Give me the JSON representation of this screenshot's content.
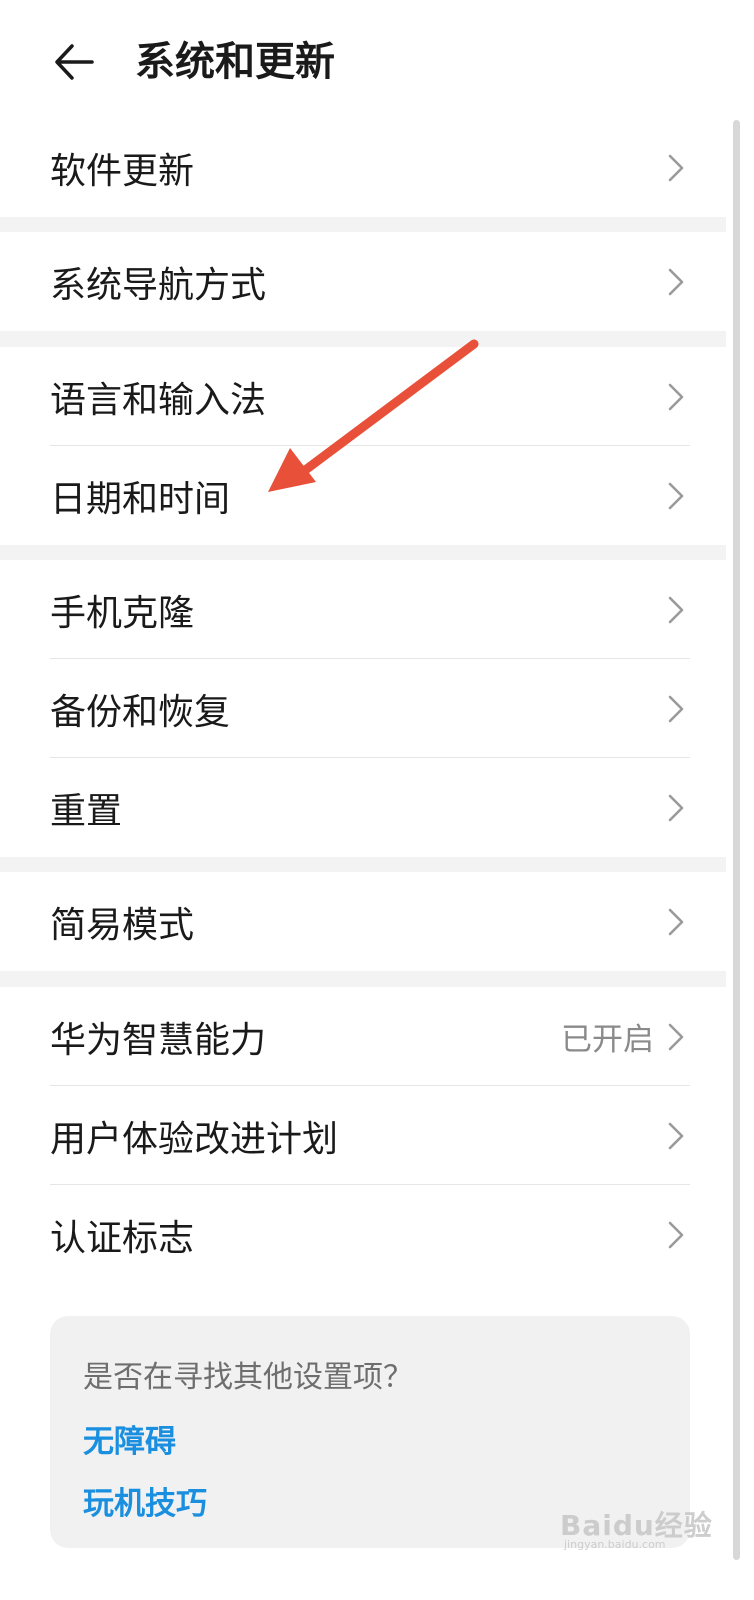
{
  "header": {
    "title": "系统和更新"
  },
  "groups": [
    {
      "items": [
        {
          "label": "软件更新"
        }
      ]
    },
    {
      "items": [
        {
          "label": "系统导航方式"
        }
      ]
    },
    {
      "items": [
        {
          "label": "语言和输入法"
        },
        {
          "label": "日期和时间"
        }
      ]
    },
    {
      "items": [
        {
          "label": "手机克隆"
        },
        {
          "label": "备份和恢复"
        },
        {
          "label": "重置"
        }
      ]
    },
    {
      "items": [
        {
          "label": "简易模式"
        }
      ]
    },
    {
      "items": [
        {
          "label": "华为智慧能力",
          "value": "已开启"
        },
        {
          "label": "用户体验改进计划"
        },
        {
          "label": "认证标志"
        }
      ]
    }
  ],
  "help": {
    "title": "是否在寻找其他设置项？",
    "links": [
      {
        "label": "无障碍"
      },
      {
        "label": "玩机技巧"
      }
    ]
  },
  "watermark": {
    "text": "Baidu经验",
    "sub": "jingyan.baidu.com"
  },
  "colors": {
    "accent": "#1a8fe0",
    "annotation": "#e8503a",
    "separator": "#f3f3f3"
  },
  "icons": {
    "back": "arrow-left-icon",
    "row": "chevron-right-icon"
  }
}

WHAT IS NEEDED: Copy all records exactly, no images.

COMPLETED EXERCISE:
Give me the JSON representation of this screenshot's content.
{
  "header": {
    "title": "系统和更新"
  },
  "groups": [
    {
      "items": [
        {
          "label": "软件更新"
        }
      ]
    },
    {
      "items": [
        {
          "label": "系统导航方式"
        }
      ]
    },
    {
      "items": [
        {
          "label": "语言和输入法"
        },
        {
          "label": "日期和时间"
        }
      ]
    },
    {
      "items": [
        {
          "label": "手机克隆"
        },
        {
          "label": "备份和恢复"
        },
        {
          "label": "重置"
        }
      ]
    },
    {
      "items": [
        {
          "label": "简易模式"
        }
      ]
    },
    {
      "items": [
        {
          "label": "华为智慧能力",
          "value": "已开启"
        },
        {
          "label": "用户体验改进计划"
        },
        {
          "label": "认证标志"
        }
      ]
    }
  ],
  "help": {
    "title": "是否在寻找其他设置项？",
    "links": [
      {
        "label": "无障碍"
      },
      {
        "label": "玩机技巧"
      }
    ]
  },
  "watermark": {
    "text": "Baidu经验",
    "sub": "jingyan.baidu.com"
  },
  "colors": {
    "accent": "#1a8fe0",
    "annotation": "#e8503a",
    "separator": "#f3f3f3"
  },
  "icons": {
    "back": "arrow-left-icon",
    "row": "chevron-right-icon"
  }
}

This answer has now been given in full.